Herodotus travels in hopes of answering the child who asks where the ships on the horizon come from. Where do they surge forth from? Where do they sail from? So what I see with my own eyes is not the limit of the world? Do other universes exist? What universes? When I’m grown up, I want to get to know them. But it’s better not to grow up completely, better to stay a child, a little. Because children are the only ones who ask good questions and who really want to learn.
And with a child’s ardor and enthusiasm, Herodotus sets out to discover those worlds. He sees—and this is his biggest revelation—that there are many, that they are all different from each other and, above all, that they are all important.
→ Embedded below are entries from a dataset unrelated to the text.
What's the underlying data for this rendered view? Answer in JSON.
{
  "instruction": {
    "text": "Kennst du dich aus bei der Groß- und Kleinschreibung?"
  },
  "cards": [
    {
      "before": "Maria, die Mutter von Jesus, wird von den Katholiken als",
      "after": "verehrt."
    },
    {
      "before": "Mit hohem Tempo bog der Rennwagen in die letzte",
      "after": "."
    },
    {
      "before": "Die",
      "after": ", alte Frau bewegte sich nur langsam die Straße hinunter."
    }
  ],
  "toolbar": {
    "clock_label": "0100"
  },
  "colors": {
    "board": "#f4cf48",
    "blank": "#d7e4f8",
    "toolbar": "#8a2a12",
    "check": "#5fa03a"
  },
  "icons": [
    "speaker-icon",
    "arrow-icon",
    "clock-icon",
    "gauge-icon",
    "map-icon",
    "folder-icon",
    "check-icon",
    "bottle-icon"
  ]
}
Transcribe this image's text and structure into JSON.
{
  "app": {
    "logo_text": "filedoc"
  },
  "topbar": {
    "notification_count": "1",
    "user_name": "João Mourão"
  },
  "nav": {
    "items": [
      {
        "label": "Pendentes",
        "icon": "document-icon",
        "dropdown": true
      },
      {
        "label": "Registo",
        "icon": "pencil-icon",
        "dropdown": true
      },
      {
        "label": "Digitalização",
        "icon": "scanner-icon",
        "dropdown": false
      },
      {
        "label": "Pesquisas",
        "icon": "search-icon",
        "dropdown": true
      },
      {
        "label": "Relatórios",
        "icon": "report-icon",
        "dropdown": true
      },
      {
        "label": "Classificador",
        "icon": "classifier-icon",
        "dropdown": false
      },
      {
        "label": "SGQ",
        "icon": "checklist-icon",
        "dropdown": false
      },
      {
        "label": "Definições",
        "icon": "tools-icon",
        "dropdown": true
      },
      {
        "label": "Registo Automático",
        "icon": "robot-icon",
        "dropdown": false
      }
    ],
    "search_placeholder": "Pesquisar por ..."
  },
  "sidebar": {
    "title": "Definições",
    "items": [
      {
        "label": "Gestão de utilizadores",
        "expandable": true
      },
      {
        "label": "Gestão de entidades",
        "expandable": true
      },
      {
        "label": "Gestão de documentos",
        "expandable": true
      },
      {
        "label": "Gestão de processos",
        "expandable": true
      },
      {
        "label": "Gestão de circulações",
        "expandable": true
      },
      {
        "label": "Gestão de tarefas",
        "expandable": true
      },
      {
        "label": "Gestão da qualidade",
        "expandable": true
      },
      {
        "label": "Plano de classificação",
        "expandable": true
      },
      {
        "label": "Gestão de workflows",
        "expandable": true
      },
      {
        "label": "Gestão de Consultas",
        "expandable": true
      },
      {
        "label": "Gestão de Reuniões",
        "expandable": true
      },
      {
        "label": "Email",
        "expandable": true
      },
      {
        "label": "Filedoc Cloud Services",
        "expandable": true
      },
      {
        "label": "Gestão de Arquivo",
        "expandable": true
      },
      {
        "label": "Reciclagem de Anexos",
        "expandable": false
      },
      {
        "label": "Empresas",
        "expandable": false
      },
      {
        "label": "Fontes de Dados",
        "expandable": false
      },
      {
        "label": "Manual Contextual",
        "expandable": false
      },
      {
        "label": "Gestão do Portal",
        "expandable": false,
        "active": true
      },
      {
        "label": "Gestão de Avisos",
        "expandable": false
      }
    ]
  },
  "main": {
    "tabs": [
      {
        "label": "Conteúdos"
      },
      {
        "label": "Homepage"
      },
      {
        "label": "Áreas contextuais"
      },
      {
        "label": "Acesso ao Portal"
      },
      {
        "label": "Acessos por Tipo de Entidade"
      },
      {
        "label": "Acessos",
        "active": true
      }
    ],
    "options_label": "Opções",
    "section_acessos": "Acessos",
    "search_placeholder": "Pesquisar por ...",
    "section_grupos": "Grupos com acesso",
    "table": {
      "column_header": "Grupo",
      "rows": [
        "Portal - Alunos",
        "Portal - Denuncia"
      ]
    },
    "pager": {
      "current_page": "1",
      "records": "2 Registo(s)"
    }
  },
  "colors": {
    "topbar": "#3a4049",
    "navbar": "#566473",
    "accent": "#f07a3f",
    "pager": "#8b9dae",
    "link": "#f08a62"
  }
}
Every one deserves to be known, because these worlds these cultures are the mirrors through which we look at ourselves, in which our culture is reflected. Thanks to them, we understand ourselves better, we understand our identity through its being faced with others. ( Herodotus 272)
The King of Kings resembles a predator on the prowl, keeping his future prey in his field of vision and patiently awaiting the moment to attack.
Of course, in the universe of humans, it is still necessary to find some pretext. It’s important that he give to his undertaking the reach of a divine or humanitarian mission. The choices are limited: it’s either legitimate defense, the responsibility to assist, or the execution of Heaven’s will. The ideal, of course, is to combine all three alibis. It’s a good thing for the aggressor to act in a halo of solemnity, for him to intervene in the role of God’s chosen one. (Herodotus, 143)
This one below reminds me of Quebec…
Human beings admire the power of others, but preferably from a distance, and refuse that this power be used on them. Every force has its own dynamic, its own authoritarian expansionism, its brutal aggression and its obsessive need for domination. It’s the law of the jungle and everyone knows it. What can the weaker ones do? There’s only one exit. Separate! In our overpopulated and increasingly violent world, the weak ones must distinguish themselves, stay on the sidelines if they want to protect themselves and stay on the surface. Human beings have a fear of being swallowed up and stripped down, they are afraid that their faces, their points of view and their languages will be made uniform, their thoughts and reactions dictated, that their blood will be spilled for a foreign cause or that they will end up annihilated for once and for all. That is the origin of their dissent and their revolt, of their fight for their independence and consequently for their language. (The Shah, p. 23)
…and finally, a word about death.
Direct quote from Herodotus’ “Histories”:
Generally speaking, the Trauses have the same customs as the rest of Thrace, but here is how they act in the face of birth and death: the family of a newborn baby gathers around him and laments the pain he must endure because he is born, all of the calamities that may fall upon unfortunate mortals. But someone who has died is buried in an atmosphere of jokes and general lightheartedness, because, so they say, he now enjoys complete happiness, protected from so much pain. (Herodotus 160)
When I read this, I always think of Pierre’s baby nephew, his favourite nephew…when those two smiled at the sight of each other, the world lit up. Baby Jason died in September after being sick for a few weeks. I don’t think he was even six months old. I like to think of Baby Jason, laughing, free from pain…